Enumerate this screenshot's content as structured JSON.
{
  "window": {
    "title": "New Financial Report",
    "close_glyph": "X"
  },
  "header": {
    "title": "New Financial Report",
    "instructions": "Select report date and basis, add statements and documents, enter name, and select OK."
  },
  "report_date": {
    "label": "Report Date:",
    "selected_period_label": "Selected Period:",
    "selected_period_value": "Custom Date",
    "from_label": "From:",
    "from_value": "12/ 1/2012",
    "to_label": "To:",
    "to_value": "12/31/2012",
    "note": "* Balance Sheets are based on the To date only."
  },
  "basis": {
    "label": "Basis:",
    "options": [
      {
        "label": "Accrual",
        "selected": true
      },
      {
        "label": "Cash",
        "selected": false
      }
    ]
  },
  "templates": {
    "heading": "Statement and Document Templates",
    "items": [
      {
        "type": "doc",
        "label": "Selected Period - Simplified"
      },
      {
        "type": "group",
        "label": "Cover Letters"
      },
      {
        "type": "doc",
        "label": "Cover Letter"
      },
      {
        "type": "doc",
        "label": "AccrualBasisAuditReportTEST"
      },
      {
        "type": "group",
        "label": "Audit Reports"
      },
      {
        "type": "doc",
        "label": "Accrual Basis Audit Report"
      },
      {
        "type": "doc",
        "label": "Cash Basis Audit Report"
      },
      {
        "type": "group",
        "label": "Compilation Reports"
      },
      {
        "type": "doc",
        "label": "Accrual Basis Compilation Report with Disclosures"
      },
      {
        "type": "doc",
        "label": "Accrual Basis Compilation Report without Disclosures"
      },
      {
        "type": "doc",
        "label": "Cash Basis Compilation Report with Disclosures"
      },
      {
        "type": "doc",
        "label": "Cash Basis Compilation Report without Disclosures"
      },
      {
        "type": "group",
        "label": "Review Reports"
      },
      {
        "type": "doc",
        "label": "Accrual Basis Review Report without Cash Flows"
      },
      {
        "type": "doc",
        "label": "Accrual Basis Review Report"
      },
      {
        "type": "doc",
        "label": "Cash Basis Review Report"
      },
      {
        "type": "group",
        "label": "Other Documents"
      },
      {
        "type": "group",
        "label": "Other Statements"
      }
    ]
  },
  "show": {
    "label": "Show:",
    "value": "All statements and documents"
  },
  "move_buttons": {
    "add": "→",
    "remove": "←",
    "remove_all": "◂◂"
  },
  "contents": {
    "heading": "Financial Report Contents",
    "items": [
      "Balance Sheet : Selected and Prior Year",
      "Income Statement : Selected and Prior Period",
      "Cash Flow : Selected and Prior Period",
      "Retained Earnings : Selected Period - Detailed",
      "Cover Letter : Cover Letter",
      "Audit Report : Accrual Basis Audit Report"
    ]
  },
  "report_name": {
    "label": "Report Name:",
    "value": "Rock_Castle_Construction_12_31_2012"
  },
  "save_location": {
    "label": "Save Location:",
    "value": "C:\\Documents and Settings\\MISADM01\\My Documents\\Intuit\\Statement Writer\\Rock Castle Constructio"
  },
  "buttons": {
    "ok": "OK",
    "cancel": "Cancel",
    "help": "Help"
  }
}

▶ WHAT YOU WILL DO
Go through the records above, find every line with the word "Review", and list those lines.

▶ ANSWER TO THE PROBLEM
        "label": "Review Reports"
        "label": "Accrual Basis Review Report without Cash Flows"
        "label": "Accrual Basis Review Report"
        "label": "Cash Basis Review Report"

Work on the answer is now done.